The story of how the NASA-built Curiosity rover got to where it is today is one of the most remarkable in history.
The story begins on March 3, 2012, when Curiosity landed on Mars in an epic and successful landing mission.
When NASA’s JPL team had finished building the rover’s first lander, the mission was about to go live.
They needed to know whether the rover would ever reach a target named Gale Crater, a region on Mars that contains some of the oldest and most spectacular structures on Earth.JPL engineers knew that Curiosity had already been to a nearby rock called Wawona, and that it was too large to be scooped up and landed by a lander.
Instead, they opted to build a rocket engine from the ground up to send the rover on its first mission.
They also designed a special parachute system to slow down the descent.
In an attempt to make the landing even easier, the JPL engineers wanted to send Curiosity to the same spot where they had landed the lander and then used the parachute system.
The idea of sending Curiosity to a different location would have been too risky, so they built a rocket that could be attached to the landing site and sent to the surface.
In the end, Curiosity had to do exactly what JPL had done before, and send a different spacecraft to the land it was supposed to land on.
This rocket engine is what NASA used to send Mars rover Curiosity to its destination.
The first flight of the Curiosity rover ended on July 4, 2014, and the rover was finally able to land safely.

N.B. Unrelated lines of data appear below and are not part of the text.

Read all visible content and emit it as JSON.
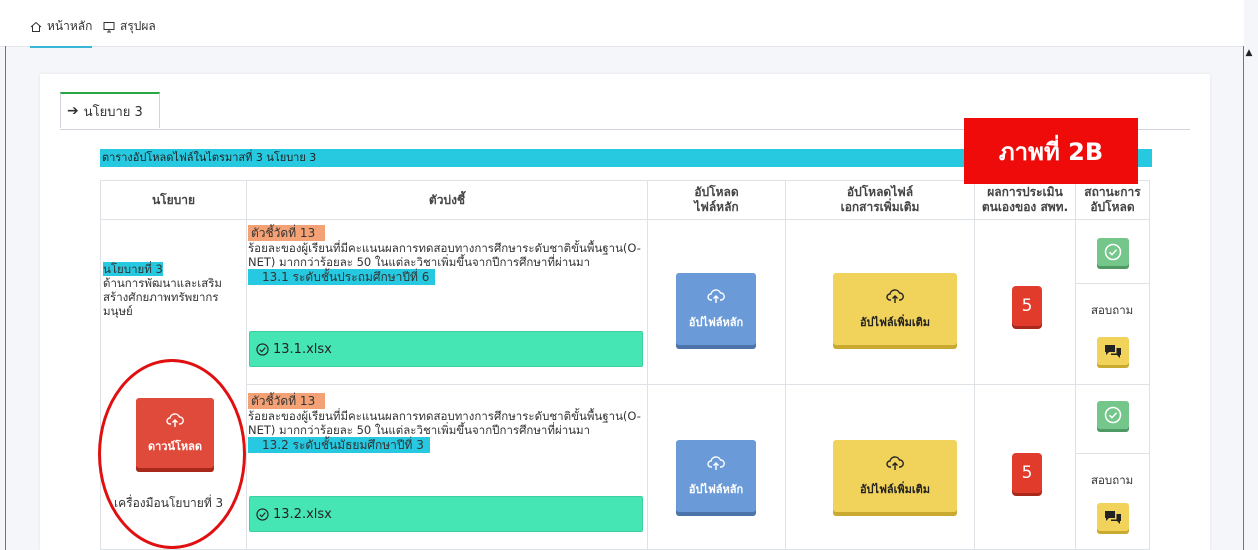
{
  "topnav": {
    "home_label": "หน้าหลัก",
    "summary_label": "สรุปผล"
  },
  "policy_tab": {
    "label": "นโยบาย 3"
  },
  "table": {
    "caption": "ตารางอัปโหลดไฟล์ในไตรมาสที่ 3 นโยบาย 3",
    "headers": {
      "policy": "นโยบาย",
      "indicator": "ตัวบ่งชี้",
      "main_upload_1": "อัปโหลด",
      "main_upload_2": "ไฟล์หลัก",
      "extra_upload_1": "อัปโหลดไฟล์",
      "extra_upload_2": "เอกสารเพิ่มเติม",
      "self_eval_1": "ผลการประเมิน",
      "self_eval_2": "ตนเองของ สพท.",
      "status_1": "สถานะการ",
      "status_2": "อัปโหลด"
    },
    "policy_cell": {
      "title": "นโยบายที่ 3",
      "description": "ด้านการพัฒนาและเสริมสร้างศักยภาพทรัพยากรมนุษย์",
      "download_label": "ดาวน์โหลด",
      "tools_label": "เครื่องมือนโยบายที่ 3"
    },
    "rows": [
      {
        "kpi": "ตัวชี้วัดที่ 13",
        "text": "ร้อยละของผู้เรียนที่มีคะแนนผลการทดสอบทางการศึกษาระดับชาติขั้นพื้นฐาน(O-NET) มากกว่าร้อยละ 50 ในแต่ละวิชาเพิ่มขึ้นจากปีการศึกษาที่ผ่านมา",
        "level": "13.1 ระดับชั้นประถมศึกษาปีที่ 6",
        "file": "13.1.xlsx",
        "main_btn": "อัปไฟล์หลัก",
        "extra_btn": "อัปไฟล์เพิ่มเติม",
        "score": "5",
        "ask": "สอบถาม"
      },
      {
        "kpi": "ตัวชี้วัดที่ 13",
        "text": "ร้อยละของผู้เรียนที่มีคะแนนผลการทดสอบทางการศึกษาระดับชาติขั้นพื้นฐาน(O-NET) มากกว่าร้อยละ 50 ในแต่ละวิชาเพิ่มขึ้นจากปีการศึกษาที่ผ่านมา",
        "level": "13.2 ระดับชั้นมัธยมศึกษาปีที่ 3",
        "file": "13.2.xlsx",
        "main_btn": "อัปไฟล์หลัก",
        "extra_btn": "อัปไฟล์เพิ่มเติม",
        "score": "5",
        "ask": "สอบถาม"
      }
    ]
  },
  "picture_label": "ภาพที่ 2B",
  "colors": {
    "caption_bar": "#27c9e1",
    "kpi_tag": "#f4a275",
    "file_box": "#45e6b4",
    "main_button": "#6a9bd8",
    "extra_button": "#f1d25a",
    "score_badge": "#e03b2b",
    "status_ok": "#74c68a",
    "download_button": "#e04a3a",
    "picture_label_bg": "#f00b0b"
  }
}
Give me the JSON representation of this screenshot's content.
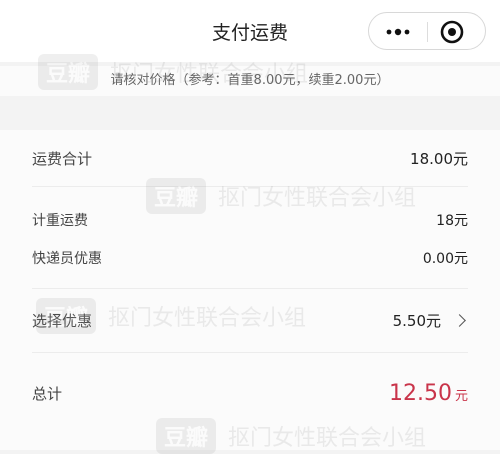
{
  "nav": {
    "title": "支付运费"
  },
  "hint": "请核对价格（参考：首重8.00元，续重2.00元）",
  "summary": {
    "label": "运费合计",
    "value": "18.00元"
  },
  "details": [
    {
      "label": "计重运费",
      "value": "18元"
    },
    {
      "label": "快递员优惠",
      "value": "0.00元"
    }
  ],
  "coupon": {
    "label": "选择优惠",
    "value": "5.50元"
  },
  "total": {
    "label": "总计",
    "amount": "12.50",
    "unit": "元"
  },
  "watermark": {
    "badge": "豆瓣",
    "text": "抠门女性联合会小组"
  },
  "colors": {
    "accent": "#c9344a"
  }
}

As NASA engineers were about to release the rover to its new destination, they realized that they had forgotten to attach the parachute to the rocket.
The parachute worked, but the engine wasn’t quite ready for prime time.
A year later, the engines were being tested and tested again, and NASA engineers began thinking about the problems they would encounter on the ground.
To keep the rocket from going haywire, they had to use some of their new tools to reduce friction.
The company tasked with building these new engines was the Jet Propulsion Laboratory, a division of the Lockheed Martin Corp. The JPL has also been developing other rocket engines, including one that would be used to power NASA’s Mars rover.
The engines were built using a technique called high-pressure injection, in which an injection of helium is heated up to pressures of several times those that would normally be needed to ignite a jet engine.
The resulting mixture of helium and air is injected into the engine, causing it to explode, causing a powerful shockwave.
The pressure in the engine was so high that it caused a problem that had never before been encountered in rocket engine development.
The explosion was so powerful that it literally blew the engine out of the sky, damaging its fuel tanks and leaving it partially damaged.
In some cases, the jet engine would go out of control, explode and burn up on the surface of Mars.NASA engineers found that if they injected a small amount of helium into the rocket, they could cause it to ignite.
But they couldn’t inject enough helium to cause the shockwave to become enough to cause an explosion.JPGL engineers knew from experience that if it could be used on a larger rocket, the same problems could be avoided.
This was why they were determined to build rockets with a smaller amount of air.
At first, JPL and Lockheed Martin worked together to design a larger-size rocket that would have a very high pressure and high explosive yield.
They had no choice, as the smaller rocket would require more helium and more time to build.
But this smaller rocket was too heavy for Curiosity, and JPL wasn’t sure how much weight it would need.
It turned out to be less than the weight of the landing craft.
The bigger rocket was finally built, and was sent to NASA’s Jet Propulsed Research Program, which designed the rocket to launch on a rocket called the Delta 4 Heavy.
NASA also built two other rocket cores for Curiosity.
The rocket engine the JPGL built to launch Curiosity on its Mars landing mission is the Delta IV Heavy rocket, built by Lockheed Martin.
It was designed to launch from Cape Canaveral Air Force Station in Florida, but it was originally designed for use on NASA’s own Mars Exploration Rovers, which were also designed by JPL.
The Delta IV heavy rocket is one-third the weight and one-quarter the height of the Delta 5 rocket, which NASA used for the first flight.
The Delta 4 is also three times as powerful.
The engine itself weighs in at just over 13,000 pounds.
The engineers at JPL used these smaller rocket engines to make some of Curiosity’s more interesting discoveries.
The most famous of these discoveries was the discovery of carbon in the Martian atmosphere.
Cells in the atmosphere can form by a process called chemical vapor condensation, and